**Data extracts:**

● ● ● ● ●

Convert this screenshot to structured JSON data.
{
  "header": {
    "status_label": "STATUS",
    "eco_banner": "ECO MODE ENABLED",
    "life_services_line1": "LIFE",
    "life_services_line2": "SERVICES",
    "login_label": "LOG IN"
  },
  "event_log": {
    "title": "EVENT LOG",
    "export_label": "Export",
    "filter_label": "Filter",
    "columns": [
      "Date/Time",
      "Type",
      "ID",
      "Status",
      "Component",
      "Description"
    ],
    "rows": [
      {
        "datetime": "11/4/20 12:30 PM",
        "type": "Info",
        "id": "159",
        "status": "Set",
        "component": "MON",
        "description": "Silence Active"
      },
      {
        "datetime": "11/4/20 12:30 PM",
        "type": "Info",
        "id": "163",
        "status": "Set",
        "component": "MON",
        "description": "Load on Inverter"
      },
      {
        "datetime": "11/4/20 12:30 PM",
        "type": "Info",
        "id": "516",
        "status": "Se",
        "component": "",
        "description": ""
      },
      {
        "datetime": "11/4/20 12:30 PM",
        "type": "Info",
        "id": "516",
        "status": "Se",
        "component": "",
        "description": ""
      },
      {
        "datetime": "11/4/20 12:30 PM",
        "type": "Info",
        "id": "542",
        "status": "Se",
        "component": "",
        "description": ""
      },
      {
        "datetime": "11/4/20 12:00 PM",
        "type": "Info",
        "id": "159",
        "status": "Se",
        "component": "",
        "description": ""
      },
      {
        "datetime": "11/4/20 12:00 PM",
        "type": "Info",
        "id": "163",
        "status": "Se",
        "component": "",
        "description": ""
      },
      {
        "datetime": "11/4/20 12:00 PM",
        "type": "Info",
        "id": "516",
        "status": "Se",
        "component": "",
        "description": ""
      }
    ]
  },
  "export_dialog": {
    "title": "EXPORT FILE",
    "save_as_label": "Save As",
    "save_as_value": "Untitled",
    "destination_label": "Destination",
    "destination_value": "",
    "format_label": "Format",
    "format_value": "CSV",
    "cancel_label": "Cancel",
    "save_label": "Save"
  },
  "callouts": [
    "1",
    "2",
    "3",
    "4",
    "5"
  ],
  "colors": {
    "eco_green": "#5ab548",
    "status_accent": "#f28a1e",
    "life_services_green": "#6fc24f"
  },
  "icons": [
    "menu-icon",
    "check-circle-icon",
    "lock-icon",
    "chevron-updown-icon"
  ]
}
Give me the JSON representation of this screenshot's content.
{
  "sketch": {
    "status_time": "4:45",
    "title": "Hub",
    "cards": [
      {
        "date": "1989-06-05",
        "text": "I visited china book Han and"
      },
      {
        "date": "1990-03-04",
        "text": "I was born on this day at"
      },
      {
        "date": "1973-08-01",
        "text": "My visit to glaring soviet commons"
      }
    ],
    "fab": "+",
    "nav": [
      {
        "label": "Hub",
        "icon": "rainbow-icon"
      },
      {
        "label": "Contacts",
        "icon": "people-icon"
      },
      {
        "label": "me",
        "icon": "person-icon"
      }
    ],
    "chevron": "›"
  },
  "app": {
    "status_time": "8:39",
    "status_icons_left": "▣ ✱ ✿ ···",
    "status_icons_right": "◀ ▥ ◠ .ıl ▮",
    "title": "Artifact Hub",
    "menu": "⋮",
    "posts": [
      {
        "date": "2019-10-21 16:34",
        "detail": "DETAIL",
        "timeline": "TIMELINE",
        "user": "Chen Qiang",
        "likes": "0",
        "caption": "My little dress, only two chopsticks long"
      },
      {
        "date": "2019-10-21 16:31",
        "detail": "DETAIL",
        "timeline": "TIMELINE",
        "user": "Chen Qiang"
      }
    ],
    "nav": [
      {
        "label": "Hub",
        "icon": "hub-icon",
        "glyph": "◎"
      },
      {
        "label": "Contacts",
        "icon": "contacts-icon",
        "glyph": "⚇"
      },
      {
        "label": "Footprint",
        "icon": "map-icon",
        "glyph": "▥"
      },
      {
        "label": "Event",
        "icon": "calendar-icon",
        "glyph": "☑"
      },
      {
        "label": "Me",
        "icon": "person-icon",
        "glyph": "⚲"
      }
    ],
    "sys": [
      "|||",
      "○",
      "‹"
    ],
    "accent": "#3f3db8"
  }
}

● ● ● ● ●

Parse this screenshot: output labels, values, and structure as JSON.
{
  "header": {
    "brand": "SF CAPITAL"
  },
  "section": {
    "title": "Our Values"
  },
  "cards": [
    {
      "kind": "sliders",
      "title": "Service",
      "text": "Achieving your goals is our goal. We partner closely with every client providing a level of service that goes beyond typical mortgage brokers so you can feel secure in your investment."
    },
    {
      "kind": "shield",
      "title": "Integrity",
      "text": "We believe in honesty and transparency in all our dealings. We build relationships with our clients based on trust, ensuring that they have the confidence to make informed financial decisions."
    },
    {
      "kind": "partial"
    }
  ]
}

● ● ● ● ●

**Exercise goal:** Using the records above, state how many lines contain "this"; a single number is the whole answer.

**Solution below:** 4